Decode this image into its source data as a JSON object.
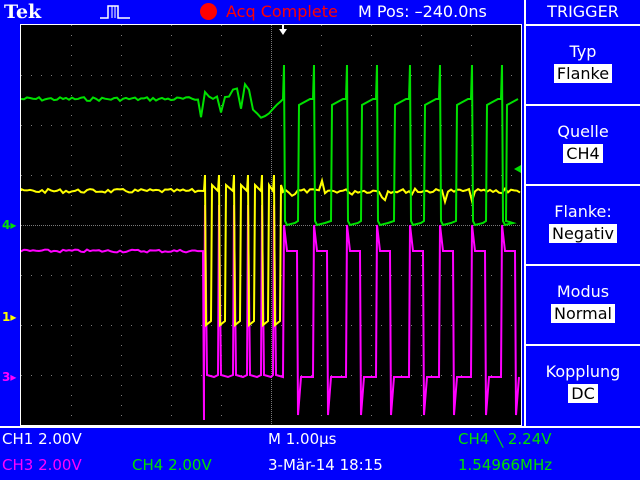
{
  "header": {
    "brand": "Tek",
    "acq_status": "Acq Complete",
    "mpos": "M Pos: –240.0ns"
  },
  "menu": {
    "title": "TRIGGER",
    "items": [
      {
        "label": "Typ",
        "value": "Flanke"
      },
      {
        "label": "Quelle",
        "value": "CH4"
      },
      {
        "label": "Flanke:",
        "value": "Negativ"
      },
      {
        "label": "Modus",
        "value": "Normal"
      },
      {
        "label": "Kopplung",
        "value": "DC"
      }
    ]
  },
  "markers": {
    "ch4": "4",
    "ch1": "1",
    "ch3": "3"
  },
  "status": {
    "ch1": "CH1  2.00V",
    "ch3": "CH3  2.00V",
    "ch4": "CH4  2.00V",
    "timebase": "M 1.00µs",
    "datetime": "3-Mär-14 18:15",
    "trigger": "CH4 ╲ 2.24V",
    "frequency": "1.54966MHz"
  },
  "colors": {
    "ch1": "#ffff00",
    "ch3": "#ff00ff",
    "ch4": "#00e000",
    "acq": "#ff0000",
    "background": "#0000fc"
  }
}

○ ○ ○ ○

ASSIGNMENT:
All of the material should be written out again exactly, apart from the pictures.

TASK RESULT:
Decode this image into its source data as a JSON object.
{
  "header": {
    "brand": "Tek",
    "acq_status": "Acq Complete",
    "mpos": "M Pos: –240.0ns"
  },
  "menu": {
    "title": "TRIGGER",
    "items": [
      {
        "label": "Typ",
        "value": "Flanke"
      },
      {
        "label": "Quelle",
        "value": "CH4"
      },
      {
        "label": "Flanke:",
        "value": "Negativ"
      },
      {
        "label": "Modus",
        "value": "Normal"
      },
      {
        "label": "Kopplung",
        "value": "DC"
      }
    ]
  },
  "markers": {
    "ch4": "4",
    "ch1": "1",
    "ch3": "3"
  },
  "status": {
    "ch1": "CH1  2.00V",
    "ch3": "CH3  2.00V",
    "ch4": "CH4  2.00V",
    "timebase": "M 1.00µs",
    "datetime": "3-Mär-14 18:15",
    "trigger": "CH4 ╲ 2.24V",
    "frequency": "1.54966MHz"
  },
  "colors": {
    "ch1": "#ffff00",
    "ch3": "#ff00ff",
    "ch4": "#00e000",
    "acq": "#ff0000",
    "background": "#0000fc"
  }
}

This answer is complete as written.